After a thorough look at your health and family history, and an exam by a physician, the following tests and procedures can be used to diagnose PBC:

  • Antibody tests (anti-mitochondrial antibody or AMA)
  • Liver blood tests
  • Magnetic resonance cholangiopancreatography (MRCP)
  • Ultrasound

Occasionally, a biopsy is required although in many patients this is not necessary.

Treatment

Treatment of PBC should be managed by a hepatologist experienced in treatment of this rare liver disease. Medications are available to help slow the progression of PBC, prevent complications and help to reverse some of the injury. Some patients may benefit from clinical trials. If medications are unable to control PBC, or if the condition is detected too late and the liver begins to fail, a liver transplant may be needed.

Primary Sclerosing Cholangitis

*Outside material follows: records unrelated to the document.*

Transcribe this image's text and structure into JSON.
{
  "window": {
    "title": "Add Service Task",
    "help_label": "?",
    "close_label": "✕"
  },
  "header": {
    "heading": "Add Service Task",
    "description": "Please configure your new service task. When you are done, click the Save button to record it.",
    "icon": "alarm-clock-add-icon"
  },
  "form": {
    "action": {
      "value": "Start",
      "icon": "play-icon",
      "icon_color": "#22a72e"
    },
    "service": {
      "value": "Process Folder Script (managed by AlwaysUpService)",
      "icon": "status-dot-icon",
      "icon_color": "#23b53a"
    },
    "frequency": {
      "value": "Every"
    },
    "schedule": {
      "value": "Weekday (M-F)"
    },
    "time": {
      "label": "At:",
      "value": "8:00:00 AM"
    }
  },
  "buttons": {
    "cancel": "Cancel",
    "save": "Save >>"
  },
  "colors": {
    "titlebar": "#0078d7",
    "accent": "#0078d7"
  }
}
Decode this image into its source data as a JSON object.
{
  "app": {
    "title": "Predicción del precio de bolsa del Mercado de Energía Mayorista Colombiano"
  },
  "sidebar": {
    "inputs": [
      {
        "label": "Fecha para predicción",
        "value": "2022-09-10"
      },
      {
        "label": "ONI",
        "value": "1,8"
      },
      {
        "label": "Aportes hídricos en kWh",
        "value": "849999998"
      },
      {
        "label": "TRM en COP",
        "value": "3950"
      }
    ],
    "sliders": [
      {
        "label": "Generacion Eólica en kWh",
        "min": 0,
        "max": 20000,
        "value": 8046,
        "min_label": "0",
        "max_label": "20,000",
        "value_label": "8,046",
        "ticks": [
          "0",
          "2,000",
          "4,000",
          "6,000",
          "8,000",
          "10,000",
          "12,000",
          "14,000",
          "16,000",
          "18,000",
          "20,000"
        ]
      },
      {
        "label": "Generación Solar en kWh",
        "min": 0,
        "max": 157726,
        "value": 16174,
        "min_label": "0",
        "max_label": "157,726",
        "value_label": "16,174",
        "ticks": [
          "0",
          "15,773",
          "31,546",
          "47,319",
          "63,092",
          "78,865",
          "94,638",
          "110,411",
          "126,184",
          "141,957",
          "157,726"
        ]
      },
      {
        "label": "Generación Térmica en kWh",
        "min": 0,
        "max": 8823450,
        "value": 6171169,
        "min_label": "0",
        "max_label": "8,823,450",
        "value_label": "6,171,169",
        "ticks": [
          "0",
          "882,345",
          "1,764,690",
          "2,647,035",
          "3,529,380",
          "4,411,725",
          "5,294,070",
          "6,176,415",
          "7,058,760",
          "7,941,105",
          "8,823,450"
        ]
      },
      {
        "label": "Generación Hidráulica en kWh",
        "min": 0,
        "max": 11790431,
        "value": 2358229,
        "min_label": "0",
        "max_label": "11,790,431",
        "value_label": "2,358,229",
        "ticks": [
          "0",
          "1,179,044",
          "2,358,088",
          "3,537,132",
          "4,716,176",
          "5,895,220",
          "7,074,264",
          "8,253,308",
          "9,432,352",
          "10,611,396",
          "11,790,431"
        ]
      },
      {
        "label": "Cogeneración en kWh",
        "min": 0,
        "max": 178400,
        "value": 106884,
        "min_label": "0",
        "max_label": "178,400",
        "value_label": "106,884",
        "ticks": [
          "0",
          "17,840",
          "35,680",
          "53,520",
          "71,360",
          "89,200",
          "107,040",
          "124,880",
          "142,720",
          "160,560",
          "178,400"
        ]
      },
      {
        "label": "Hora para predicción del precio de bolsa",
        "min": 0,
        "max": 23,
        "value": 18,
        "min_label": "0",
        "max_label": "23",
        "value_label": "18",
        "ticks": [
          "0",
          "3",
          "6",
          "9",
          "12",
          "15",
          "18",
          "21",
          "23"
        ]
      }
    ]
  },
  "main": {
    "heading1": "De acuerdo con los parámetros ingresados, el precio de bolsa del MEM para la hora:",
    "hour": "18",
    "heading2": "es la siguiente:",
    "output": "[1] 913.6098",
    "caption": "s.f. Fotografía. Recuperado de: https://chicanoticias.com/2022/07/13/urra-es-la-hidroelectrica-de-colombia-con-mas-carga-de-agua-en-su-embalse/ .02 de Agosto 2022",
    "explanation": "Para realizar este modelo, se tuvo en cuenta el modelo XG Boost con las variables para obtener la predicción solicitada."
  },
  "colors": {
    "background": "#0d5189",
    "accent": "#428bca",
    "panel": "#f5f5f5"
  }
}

Primary sclerosing cholangitis (PSC) is a disease of the bile ducts where inflammation causes scars, also known as strictures, within the bile ducts making them hard and narrow. If untreated, the liver can slowly lose functionality and lead to infection of the bile, and severe scarring called cirrhosis. PSC is also highly related to inflammatory bowel disease (IBD), also known as colitis. Patients with PSC are at risk of developing cirrhosis and liver failure, and of developing bile duct cancer (cholangiocarcinoma) and colon cancer. Patients with PSC are also at risk of developing infection of the bile ducts (acute cholangitis).

Symptoms

Some patients with PSC have no symptoms; however, many patients have symptoms, which can include:

  • Chills
  • Dark colored urine
  • Enlarged liver
  • Fatigue
  • Fever
  • Itching
  • Night sweats
  • Pain in the upper right side of the abdomen
  • Weight loss
  • Yellow eyes or skin (jaundice)

Diagnosis

After a thorough look at your health and family history, and an exam by a physician, the following tests and procedures can be used to diagnose PSC:

  • Liver biopsy in some cases
  • Liver blood tests
  • MRI of bile ducts (also known as MRCP)

Treatment

Management of PSC aims to manage symptoms or complications and monitor any liver damage. This includes screening for bile duct cancer and colon cancer, treatment of bile duct blockages with ERCP, controlling IBD (colitis), treatment of itching, and nutrition support. It is also important to consider new clinical trials given the absence of effective treatments to date. If PSC causes liver failure, a liver transplant may be needed. We also treat patients with other cholestatic liver diseases caused by elevated serum alkaline phosphatases and by viral, drug or genetic disorders.